• What the task asks
Please write out the listing exactly, leaving each picture out.

"""

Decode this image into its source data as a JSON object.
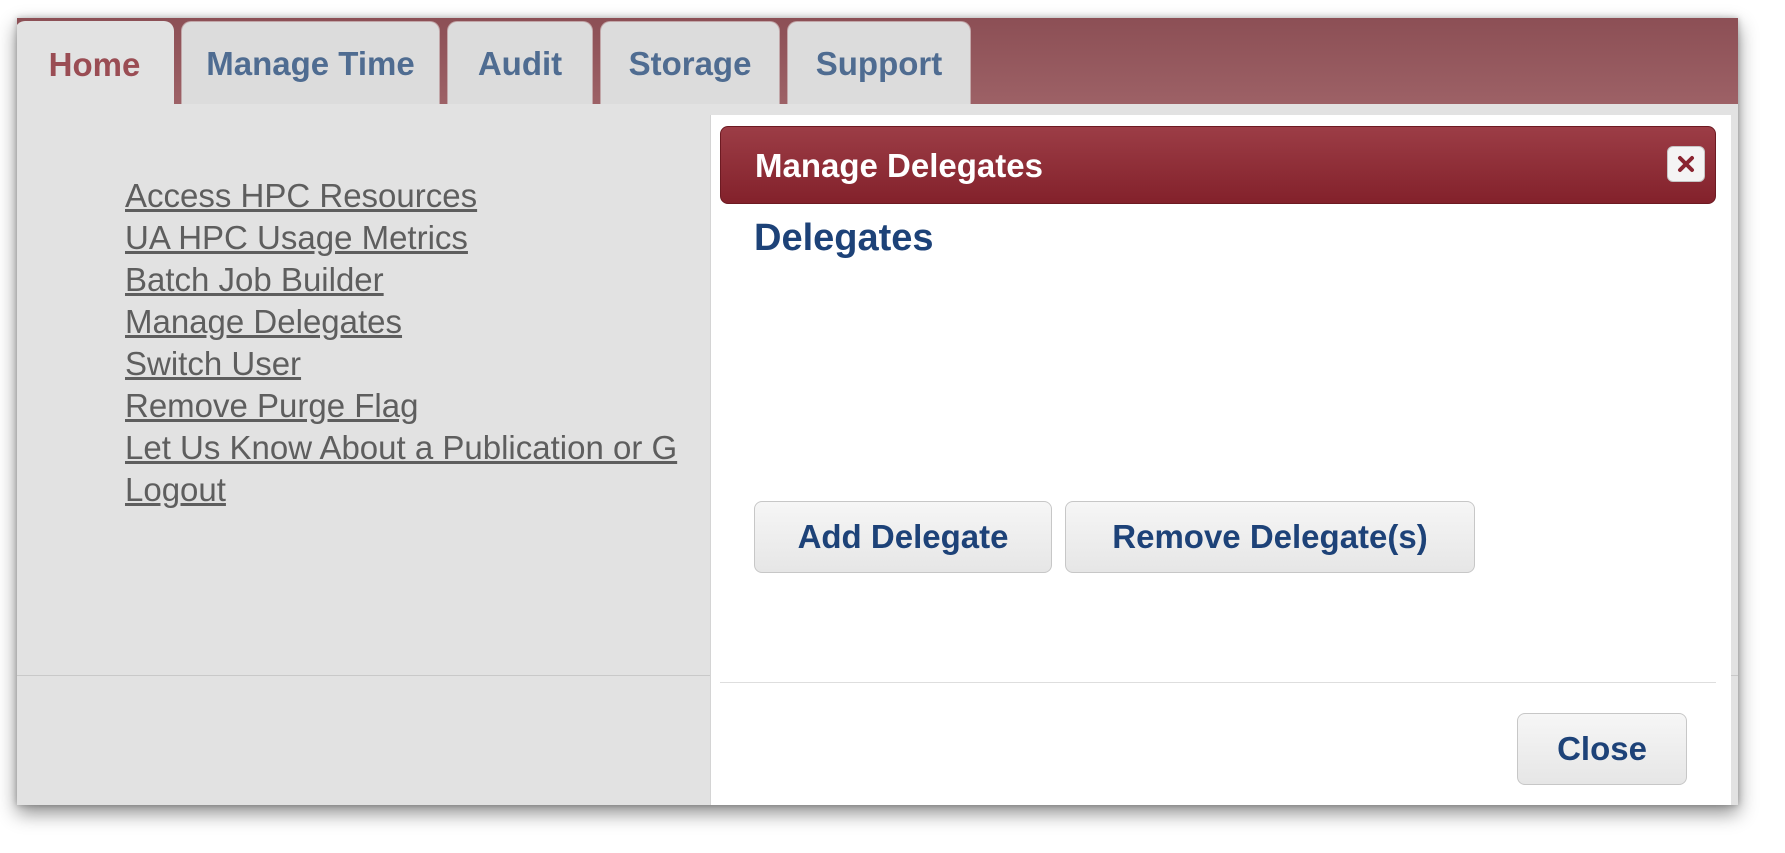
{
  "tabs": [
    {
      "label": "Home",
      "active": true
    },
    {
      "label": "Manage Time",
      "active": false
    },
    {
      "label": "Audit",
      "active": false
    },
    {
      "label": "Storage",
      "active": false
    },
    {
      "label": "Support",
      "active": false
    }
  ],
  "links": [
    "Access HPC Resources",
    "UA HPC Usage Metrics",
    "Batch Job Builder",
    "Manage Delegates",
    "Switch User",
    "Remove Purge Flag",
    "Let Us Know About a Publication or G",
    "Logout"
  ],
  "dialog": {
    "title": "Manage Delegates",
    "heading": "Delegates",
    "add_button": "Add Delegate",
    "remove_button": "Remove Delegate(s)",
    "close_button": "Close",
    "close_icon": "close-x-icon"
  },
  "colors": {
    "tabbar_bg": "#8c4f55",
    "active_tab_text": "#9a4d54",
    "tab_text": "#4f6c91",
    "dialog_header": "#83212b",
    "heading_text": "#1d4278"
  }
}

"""

• Your response
Decode this image into its source data as a JSON object.
{
  "tabs": [
    {
      "label": "Home",
      "active": true
    },
    {
      "label": "Manage Time",
      "active": false
    },
    {
      "label": "Audit",
      "active": false
    },
    {
      "label": "Storage",
      "active": false
    },
    {
      "label": "Support",
      "active": false
    }
  ],
  "links": [
    "Access HPC Resources",
    "UA HPC Usage Metrics",
    "Batch Job Builder",
    "Manage Delegates",
    "Switch User",
    "Remove Purge Flag",
    "Let Us Know About a Publication or G",
    "Logout"
  ],
  "dialog": {
    "title": "Manage Delegates",
    "heading": "Delegates",
    "add_button": "Add Delegate",
    "remove_button": "Remove Delegate(s)",
    "close_button": "Close",
    "close_icon": "close-x-icon"
  },
  "colors": {
    "tabbar_bg": "#8c4f55",
    "active_tab_text": "#9a4d54",
    "tab_text": "#4f6c91",
    "dialog_header": "#83212b",
    "heading_text": "#1d4278"
  }
}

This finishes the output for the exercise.